(Dataset items)
□ □ □

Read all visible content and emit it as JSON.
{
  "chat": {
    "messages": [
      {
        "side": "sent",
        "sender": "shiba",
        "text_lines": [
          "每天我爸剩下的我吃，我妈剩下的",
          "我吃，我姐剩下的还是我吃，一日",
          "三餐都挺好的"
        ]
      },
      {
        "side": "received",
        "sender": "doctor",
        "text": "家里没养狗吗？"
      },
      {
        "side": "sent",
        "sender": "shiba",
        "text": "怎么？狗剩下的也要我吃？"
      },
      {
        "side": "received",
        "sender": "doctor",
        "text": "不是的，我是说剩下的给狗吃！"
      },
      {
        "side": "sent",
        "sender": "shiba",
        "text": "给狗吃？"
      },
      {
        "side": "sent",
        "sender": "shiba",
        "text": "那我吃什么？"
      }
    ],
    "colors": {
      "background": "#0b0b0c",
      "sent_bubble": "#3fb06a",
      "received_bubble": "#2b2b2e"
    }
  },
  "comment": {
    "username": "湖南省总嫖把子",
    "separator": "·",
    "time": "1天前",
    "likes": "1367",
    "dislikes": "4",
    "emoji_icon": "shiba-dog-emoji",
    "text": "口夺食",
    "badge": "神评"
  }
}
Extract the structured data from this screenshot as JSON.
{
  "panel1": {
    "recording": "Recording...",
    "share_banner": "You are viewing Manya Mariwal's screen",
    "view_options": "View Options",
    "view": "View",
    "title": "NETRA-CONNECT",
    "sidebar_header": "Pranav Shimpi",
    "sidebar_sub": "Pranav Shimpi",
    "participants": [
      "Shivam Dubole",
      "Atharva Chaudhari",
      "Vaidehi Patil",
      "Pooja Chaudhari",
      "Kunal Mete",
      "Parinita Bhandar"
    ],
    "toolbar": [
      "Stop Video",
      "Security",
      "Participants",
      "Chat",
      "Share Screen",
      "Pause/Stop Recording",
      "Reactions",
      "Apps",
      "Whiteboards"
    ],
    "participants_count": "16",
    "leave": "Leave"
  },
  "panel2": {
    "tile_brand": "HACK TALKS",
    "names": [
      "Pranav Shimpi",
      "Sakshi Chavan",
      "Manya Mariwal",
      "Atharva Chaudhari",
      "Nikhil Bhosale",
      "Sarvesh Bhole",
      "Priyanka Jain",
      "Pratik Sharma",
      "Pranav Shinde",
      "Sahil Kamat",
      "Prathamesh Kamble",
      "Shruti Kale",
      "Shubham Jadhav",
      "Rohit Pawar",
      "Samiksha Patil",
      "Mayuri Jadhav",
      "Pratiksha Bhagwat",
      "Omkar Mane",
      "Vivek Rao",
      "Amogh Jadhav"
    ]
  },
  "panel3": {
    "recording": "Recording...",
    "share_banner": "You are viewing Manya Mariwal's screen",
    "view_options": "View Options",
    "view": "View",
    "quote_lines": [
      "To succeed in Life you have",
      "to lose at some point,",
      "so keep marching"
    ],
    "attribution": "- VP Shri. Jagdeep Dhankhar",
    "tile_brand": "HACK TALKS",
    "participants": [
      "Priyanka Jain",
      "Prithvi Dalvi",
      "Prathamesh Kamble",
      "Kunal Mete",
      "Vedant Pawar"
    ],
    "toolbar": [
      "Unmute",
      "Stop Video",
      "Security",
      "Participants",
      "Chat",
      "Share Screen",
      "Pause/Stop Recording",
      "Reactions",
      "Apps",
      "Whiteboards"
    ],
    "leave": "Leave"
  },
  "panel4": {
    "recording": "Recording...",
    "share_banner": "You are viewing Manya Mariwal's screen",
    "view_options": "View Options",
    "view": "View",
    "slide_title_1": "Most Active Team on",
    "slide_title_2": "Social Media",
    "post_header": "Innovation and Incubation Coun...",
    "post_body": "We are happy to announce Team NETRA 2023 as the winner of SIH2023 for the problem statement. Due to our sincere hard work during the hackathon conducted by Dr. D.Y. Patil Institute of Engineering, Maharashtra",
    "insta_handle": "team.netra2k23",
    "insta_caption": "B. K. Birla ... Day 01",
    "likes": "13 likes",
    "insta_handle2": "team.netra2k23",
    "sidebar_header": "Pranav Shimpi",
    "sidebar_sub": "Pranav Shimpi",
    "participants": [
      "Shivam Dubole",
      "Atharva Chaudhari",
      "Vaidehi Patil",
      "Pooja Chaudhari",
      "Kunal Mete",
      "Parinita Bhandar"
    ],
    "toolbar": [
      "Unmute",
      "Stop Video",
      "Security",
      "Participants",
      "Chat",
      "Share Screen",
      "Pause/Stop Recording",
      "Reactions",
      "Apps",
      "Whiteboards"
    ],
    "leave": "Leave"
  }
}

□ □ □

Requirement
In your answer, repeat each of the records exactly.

Task response
Read all visible content and emit it as JSON.
{
  "chat": {
    "messages": [
      {
        "side": "sent",
        "sender": "shiba",
        "text_lines": [
          "每天我爸剩下的我吃，我妈剩下的",
          "我吃，我姐剩下的还是我吃，一日",
          "三餐都挺好的"
        ]
      },
      {
        "side": "received",
        "sender": "doctor",
        "text": "家里没养狗吗？"
      },
      {
        "side": "sent",
        "sender": "shiba",
        "text": "怎么？狗剩下的也要我吃？"
      },
      {
        "side": "received",
        "sender": "doctor",
        "text": "不是的，我是说剩下的给狗吃！"
      },
      {
        "side": "sent",
        "sender": "shiba",
        "text": "给狗吃？"
      },
      {
        "side": "sent",
        "sender": "shiba",
        "text": "那我吃什么？"
      }
    ],
    "colors": {
      "background": "#0b0b0c",
      "sent_bubble": "#3fb06a",
      "received_bubble": "#2b2b2e"
    }
  },
  "comment": {
    "username": "湖南省总嫖把子",
    "separator": "·",
    "time": "1天前",
    "likes": "1367",
    "dislikes": "4",
    "emoji_icon": "shiba-dog-emoji",
    "text": "口夺食",
    "badge": "神评"
  }
}
Extract the structured data from this screenshot as JSON.
{
  "panel1": {
    "recording": "Recording...",
    "share_banner": "You are viewing Manya Mariwal's screen",
    "view_options": "View Options",
    "view": "View",
    "title": "NETRA-CONNECT",
    "sidebar_header": "Pranav Shimpi",
    "sidebar_sub": "Pranav Shimpi",
    "participants": [
      "Shivam Dubole",
      "Atharva Chaudhari",
      "Vaidehi Patil",
      "Pooja Chaudhari",
      "Kunal Mete",
      "Parinita Bhandar"
    ],
    "toolbar": [
      "Stop Video",
      "Security",
      "Participants",
      "Chat",
      "Share Screen",
      "Pause/Stop Recording",
      "Reactions",
      "Apps",
      "Whiteboards"
    ],
    "participants_count": "16",
    "leave": "Leave"
  },
  "panel2": {
    "tile_brand": "HACK TALKS",
    "names": [
      "Pranav Shimpi",
      "Sakshi Chavan",
      "Manya Mariwal",
      "Atharva Chaudhari",
      "Nikhil Bhosale",
      "Sarvesh Bhole",
      "Priyanka Jain",
      "Pratik Sharma",
      "Pranav Shinde",
      "Sahil Kamat",
      "Prathamesh Kamble",
      "Shruti Kale",
      "Shubham Jadhav",
      "Rohit Pawar",
      "Samiksha Patil",
      "Mayuri Jadhav",
      "Pratiksha Bhagwat",
      "Omkar Mane",
      "Vivek Rao",
      "Amogh Jadhav"
    ]
  },
  "panel3": {
    "recording": "Recording...",
    "share_banner": "You are viewing Manya Mariwal's screen",
    "view_options": "View Options",
    "view": "View",
    "quote_lines": [
      "To succeed in Life you have",
      "to lose at some point,",
      "so keep marching"
    ],
    "attribution": "- VP Shri. Jagdeep Dhankhar",
    "tile_brand": "HACK TALKS",
    "participants": [
      "Priyanka Jain",
      "Prithvi Dalvi",
      "Prathamesh Kamble",
      "Kunal Mete",
      "Vedant Pawar"
    ],
    "toolbar": [
      "Unmute",
      "Stop Video",
      "Security",
      "Participants",
      "Chat",
      "Share Screen",
      "Pause/Stop Recording",
      "Reactions",
      "Apps",
      "Whiteboards"
    ],
    "leave": "Leave"
  },
  "panel4": {
    "recording": "Recording...",
    "share_banner": "You are viewing Manya Mariwal's screen",
    "view_options": "View Options",
    "view": "View",
    "slide_title_1": "Most Active Team on",
    "slide_title_2": "Social Media",
    "post_header": "Innovation and Incubation Coun...",
    "post_body": "We are happy to announce Team NETRA 2023 as the winner of SIH2023 for the problem statement. Due to our sincere hard work during the hackathon conducted by Dr. D.Y. Patil Institute of Engineering, Maharashtra",
    "insta_handle": "team.netra2k23",
    "insta_caption": "B. K. Birla ... Day 01",
    "likes": "13 likes",
    "insta_handle2": "team.netra2k23",
    "sidebar_header": "Pranav Shimpi",
    "sidebar_sub": "Pranav Shimpi",
    "participants": [
      "Shivam Dubole",
      "Atharva Chaudhari",
      "Vaidehi Patil",
      "Pooja Chaudhari",
      "Kunal Mete",
      "Parinita Bhandar"
    ],
    "toolbar": [
      "Unmute",
      "Stop Video",
      "Security",
      "Participants",
      "Chat",
      "Share Screen",
      "Pause/Stop Recording",
      "Reactions",
      "Apps",
      "Whiteboards"
    ],
    "leave": "Leave"
  }
}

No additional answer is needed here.